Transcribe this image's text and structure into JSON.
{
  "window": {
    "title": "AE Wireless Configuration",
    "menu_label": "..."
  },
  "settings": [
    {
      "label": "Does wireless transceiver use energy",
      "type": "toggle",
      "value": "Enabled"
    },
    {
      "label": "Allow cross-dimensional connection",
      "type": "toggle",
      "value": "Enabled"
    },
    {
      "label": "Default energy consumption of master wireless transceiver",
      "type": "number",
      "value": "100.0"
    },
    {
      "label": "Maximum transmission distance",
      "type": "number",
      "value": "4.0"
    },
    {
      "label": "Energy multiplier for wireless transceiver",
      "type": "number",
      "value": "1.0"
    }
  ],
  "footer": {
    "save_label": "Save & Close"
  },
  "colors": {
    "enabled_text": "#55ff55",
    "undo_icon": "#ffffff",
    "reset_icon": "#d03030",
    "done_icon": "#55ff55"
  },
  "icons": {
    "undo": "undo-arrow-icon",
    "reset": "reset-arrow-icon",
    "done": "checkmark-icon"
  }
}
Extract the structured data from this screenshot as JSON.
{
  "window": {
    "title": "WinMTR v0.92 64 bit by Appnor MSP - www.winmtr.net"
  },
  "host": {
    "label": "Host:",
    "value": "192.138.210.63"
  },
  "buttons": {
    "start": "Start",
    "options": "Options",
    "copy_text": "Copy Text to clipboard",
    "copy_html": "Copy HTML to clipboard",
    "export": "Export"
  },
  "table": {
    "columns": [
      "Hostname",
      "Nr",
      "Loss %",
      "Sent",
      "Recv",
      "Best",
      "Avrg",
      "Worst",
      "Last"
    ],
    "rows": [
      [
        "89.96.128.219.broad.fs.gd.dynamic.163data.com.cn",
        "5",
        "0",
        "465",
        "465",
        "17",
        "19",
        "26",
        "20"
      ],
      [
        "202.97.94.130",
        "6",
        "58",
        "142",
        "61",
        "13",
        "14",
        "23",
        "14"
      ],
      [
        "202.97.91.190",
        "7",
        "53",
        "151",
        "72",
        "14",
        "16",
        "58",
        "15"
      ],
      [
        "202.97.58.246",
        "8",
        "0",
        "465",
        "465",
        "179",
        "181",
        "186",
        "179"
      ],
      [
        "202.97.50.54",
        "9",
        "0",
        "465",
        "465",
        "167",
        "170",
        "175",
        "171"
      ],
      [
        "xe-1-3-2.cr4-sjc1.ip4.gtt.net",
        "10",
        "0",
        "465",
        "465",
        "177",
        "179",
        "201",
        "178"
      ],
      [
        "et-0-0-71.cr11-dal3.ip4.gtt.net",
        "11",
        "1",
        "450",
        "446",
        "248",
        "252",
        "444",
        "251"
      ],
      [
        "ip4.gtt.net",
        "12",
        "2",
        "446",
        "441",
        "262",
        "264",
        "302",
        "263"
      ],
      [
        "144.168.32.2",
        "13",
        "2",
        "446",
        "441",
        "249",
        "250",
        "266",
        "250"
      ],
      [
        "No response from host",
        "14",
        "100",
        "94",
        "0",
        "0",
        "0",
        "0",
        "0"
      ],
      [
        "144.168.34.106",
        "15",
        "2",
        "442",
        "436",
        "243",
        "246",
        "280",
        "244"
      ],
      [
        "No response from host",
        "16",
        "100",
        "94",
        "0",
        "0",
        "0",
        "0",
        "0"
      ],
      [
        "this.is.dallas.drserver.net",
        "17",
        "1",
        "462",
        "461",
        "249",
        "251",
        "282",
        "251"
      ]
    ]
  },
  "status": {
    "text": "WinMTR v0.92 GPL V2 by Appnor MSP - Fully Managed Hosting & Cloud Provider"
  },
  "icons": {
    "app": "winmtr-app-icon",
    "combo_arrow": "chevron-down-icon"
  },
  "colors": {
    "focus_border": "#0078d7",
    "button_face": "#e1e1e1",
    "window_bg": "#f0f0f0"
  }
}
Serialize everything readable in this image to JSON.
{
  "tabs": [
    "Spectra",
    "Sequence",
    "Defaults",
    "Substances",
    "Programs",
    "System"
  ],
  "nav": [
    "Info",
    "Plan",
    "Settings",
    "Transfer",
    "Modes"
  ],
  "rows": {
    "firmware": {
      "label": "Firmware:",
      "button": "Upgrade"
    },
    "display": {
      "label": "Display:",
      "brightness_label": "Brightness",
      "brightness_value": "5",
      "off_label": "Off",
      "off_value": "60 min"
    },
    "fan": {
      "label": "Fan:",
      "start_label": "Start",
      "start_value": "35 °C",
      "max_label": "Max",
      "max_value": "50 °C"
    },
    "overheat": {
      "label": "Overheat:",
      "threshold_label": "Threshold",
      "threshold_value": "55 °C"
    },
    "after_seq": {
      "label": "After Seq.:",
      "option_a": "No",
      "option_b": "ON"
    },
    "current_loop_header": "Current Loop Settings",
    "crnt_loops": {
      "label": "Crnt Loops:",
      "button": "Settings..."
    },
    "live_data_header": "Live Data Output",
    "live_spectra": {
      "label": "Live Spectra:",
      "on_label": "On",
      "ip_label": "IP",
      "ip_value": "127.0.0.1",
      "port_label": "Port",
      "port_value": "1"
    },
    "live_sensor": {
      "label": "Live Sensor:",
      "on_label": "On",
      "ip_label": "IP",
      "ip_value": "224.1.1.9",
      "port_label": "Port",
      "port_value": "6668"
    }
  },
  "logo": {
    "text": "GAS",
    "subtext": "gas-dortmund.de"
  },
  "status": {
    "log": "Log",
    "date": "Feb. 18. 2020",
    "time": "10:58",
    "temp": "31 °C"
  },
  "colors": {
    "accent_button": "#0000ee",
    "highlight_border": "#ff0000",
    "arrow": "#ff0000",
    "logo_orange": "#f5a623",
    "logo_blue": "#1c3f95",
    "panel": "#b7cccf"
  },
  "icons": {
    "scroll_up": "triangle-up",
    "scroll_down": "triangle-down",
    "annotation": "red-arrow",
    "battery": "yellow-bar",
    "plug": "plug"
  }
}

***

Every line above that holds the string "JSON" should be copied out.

_Answer space:_
Transcribe this image's text and structure into JSON.
Extract the structured data from this screenshot as JSON.
Serialize everything readable in this image to JSON.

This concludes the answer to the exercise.